There were no facilities in order to haul out a sailboat in Dakar, so by calculating the highest and lowest tides of the month, Michel honed in on the days and a beach in a nearby bay that would be the best option. Voluntarily beaching a 42 ft. sailboat is not an easy undertaking, and rather nerve-wracking at best. Prior to beaching it, everything inside the boat has to be put in its proper place, well tied down, with additional forethought given to what object or objects could crash or spill at a 70°-80° angle for an entire day, as the boat lay practically horizontal on its side. So on the designated day, we were ready as the clock struck high tide. We positioned Cowabunga parallel to the beach, at the highest point possible on the shore, with the keel barely touching the sand in the high water. Slowly the boat would begin to lean towards a resting place on the beach as the water pulled out from under it. Like a beached whale, Cowabunga was an awkward hulk posed on its starboard side the first day, only to turn its cheek for the second round on port side the following day.
It’s a full hectic day to scrape, fit in in some quick hull repairs, and a coat of anti-fouling paint all before the tide comes back in. And then there is always an anxious moment just before full flotation at high tide. One is never quite sure that this beached whale will be completely, fully righted. Since Brendan was only 10 months old, and still adhered to a full infant schedule of regular meal times and naps, I couldn’t be of much help in the labor department for hull cleaning duties. An extremely generous couple on a neighbor boat provided “base station” access for me and the boys for the two days, along with being dedicated laborers for Michel.

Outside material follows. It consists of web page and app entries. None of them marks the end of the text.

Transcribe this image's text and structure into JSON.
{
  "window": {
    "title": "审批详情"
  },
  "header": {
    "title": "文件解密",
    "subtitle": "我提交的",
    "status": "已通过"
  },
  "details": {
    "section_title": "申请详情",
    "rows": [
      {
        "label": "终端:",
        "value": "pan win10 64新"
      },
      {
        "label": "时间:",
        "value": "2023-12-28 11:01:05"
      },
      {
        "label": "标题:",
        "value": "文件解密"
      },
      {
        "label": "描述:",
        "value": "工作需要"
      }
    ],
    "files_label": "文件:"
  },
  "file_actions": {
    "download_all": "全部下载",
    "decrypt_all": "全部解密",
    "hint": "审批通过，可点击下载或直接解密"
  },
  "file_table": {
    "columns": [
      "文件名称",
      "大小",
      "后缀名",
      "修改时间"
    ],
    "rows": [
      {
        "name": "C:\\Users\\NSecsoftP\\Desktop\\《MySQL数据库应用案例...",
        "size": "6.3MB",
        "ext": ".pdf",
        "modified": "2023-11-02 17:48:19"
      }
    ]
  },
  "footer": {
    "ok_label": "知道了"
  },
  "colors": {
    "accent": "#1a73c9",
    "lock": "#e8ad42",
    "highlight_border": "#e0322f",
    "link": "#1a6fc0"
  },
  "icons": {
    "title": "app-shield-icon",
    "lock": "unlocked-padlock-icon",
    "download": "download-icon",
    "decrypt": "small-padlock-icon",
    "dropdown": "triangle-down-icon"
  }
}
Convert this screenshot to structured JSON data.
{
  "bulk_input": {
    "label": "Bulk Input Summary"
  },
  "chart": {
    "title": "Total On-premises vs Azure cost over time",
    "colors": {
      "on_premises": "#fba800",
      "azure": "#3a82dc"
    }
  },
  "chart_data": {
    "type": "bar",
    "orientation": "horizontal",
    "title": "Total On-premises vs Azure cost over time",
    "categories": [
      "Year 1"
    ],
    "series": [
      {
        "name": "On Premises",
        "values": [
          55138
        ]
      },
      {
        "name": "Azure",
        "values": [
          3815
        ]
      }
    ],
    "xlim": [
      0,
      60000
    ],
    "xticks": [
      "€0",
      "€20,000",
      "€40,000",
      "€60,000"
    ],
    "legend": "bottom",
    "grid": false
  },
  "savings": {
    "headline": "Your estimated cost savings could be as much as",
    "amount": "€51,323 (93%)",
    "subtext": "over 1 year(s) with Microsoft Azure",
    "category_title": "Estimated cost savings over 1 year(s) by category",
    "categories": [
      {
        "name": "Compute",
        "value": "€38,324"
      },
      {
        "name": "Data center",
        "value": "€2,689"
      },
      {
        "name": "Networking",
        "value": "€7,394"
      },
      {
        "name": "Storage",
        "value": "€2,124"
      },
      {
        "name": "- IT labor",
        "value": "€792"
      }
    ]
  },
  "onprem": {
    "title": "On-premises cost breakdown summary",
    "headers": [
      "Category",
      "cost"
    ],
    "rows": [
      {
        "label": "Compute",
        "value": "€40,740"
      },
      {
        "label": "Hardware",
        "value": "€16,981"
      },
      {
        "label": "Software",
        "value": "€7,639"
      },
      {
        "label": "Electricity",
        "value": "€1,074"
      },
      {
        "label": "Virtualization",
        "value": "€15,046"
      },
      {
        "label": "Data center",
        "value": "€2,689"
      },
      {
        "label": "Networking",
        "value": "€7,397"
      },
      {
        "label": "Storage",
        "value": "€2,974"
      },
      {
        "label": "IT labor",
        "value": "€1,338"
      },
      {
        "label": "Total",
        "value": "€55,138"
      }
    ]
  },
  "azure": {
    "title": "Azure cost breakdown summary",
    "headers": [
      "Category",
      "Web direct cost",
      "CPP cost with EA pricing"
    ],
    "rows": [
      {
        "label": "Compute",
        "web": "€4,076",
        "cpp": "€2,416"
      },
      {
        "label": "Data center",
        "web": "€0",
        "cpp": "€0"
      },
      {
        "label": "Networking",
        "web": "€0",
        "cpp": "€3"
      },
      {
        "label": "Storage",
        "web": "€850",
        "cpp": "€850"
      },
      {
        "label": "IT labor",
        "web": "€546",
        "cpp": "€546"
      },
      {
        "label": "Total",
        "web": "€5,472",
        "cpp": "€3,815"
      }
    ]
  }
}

So, attempting to remain true to our principle of sticking to certain deadlines as much as possible, we targeted late January to head out across the Atlantic Ocean. Although Dakar turned out to be somewhat disappointing, and not at all what we had expected in this part of Africa, Morocco balanced things out being so much more pleasant and surprising than we expected. Nevertheless, there were some unique moments and memorable encounters during our Dakar experience. Michel’s own foray into the main marketplace one day led him to a curious group of tall, black-robed hooded Moors from neighboring Mauritania, huddled around a fierce fire where they were creating silver jewelry. Michel, who (as an architect) has a rather keen sense of unique artistry, spied some sleek handmade silver bracelets and thought they might make dramatic hooped earrings for me. And so these artisans mulled over the challenge, and were able to transform the bracelets into earrings right then and there over their fire. Michel surprised me with them for Christmas, and I still wear them today—a tangible piece of memory from our past, and one of our better souvenirs of Dakar.